What the task requires: Find and copy the lines in the records beneath this task that contain the word "image".

Entries from a dataset of interfaces:
□ □ □

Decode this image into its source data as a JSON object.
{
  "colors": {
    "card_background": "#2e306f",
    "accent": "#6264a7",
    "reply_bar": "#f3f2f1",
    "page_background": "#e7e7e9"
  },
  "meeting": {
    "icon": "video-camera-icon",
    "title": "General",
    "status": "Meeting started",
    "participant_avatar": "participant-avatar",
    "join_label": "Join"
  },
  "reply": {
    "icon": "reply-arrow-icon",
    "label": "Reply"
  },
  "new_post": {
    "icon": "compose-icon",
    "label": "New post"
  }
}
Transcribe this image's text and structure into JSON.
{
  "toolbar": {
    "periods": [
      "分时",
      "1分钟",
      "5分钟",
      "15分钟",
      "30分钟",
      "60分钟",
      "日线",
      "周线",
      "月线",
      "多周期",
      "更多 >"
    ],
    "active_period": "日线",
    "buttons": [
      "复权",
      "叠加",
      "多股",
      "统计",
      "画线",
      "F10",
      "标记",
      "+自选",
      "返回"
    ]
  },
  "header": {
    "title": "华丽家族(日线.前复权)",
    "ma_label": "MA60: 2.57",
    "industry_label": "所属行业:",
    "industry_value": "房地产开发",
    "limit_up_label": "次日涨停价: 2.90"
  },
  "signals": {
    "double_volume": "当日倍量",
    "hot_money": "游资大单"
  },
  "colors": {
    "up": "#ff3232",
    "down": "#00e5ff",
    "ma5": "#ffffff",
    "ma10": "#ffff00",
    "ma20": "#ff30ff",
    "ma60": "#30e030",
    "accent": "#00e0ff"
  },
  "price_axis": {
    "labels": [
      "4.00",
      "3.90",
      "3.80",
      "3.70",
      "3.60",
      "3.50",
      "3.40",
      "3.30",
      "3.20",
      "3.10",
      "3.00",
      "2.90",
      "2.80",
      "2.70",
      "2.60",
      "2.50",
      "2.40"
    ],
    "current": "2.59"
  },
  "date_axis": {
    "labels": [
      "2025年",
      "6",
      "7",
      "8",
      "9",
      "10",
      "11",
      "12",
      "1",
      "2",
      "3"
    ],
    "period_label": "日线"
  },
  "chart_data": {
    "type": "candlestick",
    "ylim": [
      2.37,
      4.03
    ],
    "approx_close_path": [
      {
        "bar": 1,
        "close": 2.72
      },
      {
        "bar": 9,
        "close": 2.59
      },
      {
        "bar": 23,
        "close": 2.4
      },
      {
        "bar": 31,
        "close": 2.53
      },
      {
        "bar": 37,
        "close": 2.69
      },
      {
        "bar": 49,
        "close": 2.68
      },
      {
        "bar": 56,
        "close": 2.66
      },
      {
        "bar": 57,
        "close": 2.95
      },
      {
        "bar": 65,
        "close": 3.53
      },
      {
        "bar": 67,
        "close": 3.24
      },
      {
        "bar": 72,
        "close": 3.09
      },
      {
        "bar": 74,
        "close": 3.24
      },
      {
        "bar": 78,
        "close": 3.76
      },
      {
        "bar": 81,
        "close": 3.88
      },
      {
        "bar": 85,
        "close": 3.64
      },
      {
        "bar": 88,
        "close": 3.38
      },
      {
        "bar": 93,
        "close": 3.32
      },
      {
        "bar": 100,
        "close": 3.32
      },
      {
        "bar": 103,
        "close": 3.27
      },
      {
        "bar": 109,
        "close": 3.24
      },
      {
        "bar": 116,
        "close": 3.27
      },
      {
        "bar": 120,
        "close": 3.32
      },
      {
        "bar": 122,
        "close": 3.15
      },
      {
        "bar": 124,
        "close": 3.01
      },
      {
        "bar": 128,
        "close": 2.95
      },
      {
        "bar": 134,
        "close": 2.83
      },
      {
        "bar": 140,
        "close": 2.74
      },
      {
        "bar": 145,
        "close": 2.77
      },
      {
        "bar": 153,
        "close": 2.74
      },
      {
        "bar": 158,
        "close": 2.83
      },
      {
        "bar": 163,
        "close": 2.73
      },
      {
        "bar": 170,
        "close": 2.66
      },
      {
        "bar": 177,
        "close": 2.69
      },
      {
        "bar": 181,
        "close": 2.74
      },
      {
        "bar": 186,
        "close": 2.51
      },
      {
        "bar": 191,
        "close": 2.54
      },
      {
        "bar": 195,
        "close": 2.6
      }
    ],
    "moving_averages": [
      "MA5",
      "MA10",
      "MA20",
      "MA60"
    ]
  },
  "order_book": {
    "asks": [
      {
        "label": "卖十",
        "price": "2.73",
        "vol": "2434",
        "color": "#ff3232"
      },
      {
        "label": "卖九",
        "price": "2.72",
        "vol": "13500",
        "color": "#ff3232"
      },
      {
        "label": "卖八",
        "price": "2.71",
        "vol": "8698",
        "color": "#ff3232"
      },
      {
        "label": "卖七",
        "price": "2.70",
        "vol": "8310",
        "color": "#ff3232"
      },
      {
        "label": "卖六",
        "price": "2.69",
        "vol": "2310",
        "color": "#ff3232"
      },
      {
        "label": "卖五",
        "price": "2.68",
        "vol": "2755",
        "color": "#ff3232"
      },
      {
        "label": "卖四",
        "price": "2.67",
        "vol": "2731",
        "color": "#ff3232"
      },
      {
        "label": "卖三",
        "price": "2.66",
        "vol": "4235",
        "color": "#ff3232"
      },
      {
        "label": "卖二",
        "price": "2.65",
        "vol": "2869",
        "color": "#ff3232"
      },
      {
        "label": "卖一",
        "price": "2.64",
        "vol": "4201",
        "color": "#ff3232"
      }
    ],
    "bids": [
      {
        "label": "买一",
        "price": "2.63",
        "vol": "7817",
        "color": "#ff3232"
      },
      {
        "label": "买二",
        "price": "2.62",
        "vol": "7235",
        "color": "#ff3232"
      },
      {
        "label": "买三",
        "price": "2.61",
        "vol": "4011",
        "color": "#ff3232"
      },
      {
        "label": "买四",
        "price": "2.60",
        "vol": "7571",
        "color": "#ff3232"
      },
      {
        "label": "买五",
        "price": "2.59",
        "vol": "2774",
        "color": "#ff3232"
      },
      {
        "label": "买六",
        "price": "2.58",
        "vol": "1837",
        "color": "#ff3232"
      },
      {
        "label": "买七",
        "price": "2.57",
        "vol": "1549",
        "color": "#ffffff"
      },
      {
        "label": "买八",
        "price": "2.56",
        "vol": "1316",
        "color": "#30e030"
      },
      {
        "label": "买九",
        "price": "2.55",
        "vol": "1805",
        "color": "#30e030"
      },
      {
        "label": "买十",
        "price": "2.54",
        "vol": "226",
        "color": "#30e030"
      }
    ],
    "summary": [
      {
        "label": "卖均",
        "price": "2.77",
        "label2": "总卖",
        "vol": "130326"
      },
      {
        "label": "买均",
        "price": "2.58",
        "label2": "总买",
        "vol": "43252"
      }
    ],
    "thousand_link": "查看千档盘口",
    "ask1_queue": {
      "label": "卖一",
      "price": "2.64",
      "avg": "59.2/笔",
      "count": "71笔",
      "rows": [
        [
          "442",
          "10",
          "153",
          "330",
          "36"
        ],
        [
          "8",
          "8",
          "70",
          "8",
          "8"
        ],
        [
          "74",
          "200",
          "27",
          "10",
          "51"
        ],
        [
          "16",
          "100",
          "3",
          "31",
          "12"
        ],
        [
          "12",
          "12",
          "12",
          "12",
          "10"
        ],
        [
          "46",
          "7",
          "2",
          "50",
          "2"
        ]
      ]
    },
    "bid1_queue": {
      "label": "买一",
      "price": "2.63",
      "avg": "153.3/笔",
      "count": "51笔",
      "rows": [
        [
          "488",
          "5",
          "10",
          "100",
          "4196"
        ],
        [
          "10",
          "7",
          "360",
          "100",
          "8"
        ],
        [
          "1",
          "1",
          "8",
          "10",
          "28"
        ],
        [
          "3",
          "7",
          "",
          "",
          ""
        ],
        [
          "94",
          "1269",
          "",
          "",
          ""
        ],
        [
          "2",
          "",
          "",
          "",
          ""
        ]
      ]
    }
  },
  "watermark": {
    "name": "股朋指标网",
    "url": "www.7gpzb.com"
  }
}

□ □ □

Solution for this problem:
Decode this image into its source data as a JSON object.
Transcribe this image's text and structure into JSON.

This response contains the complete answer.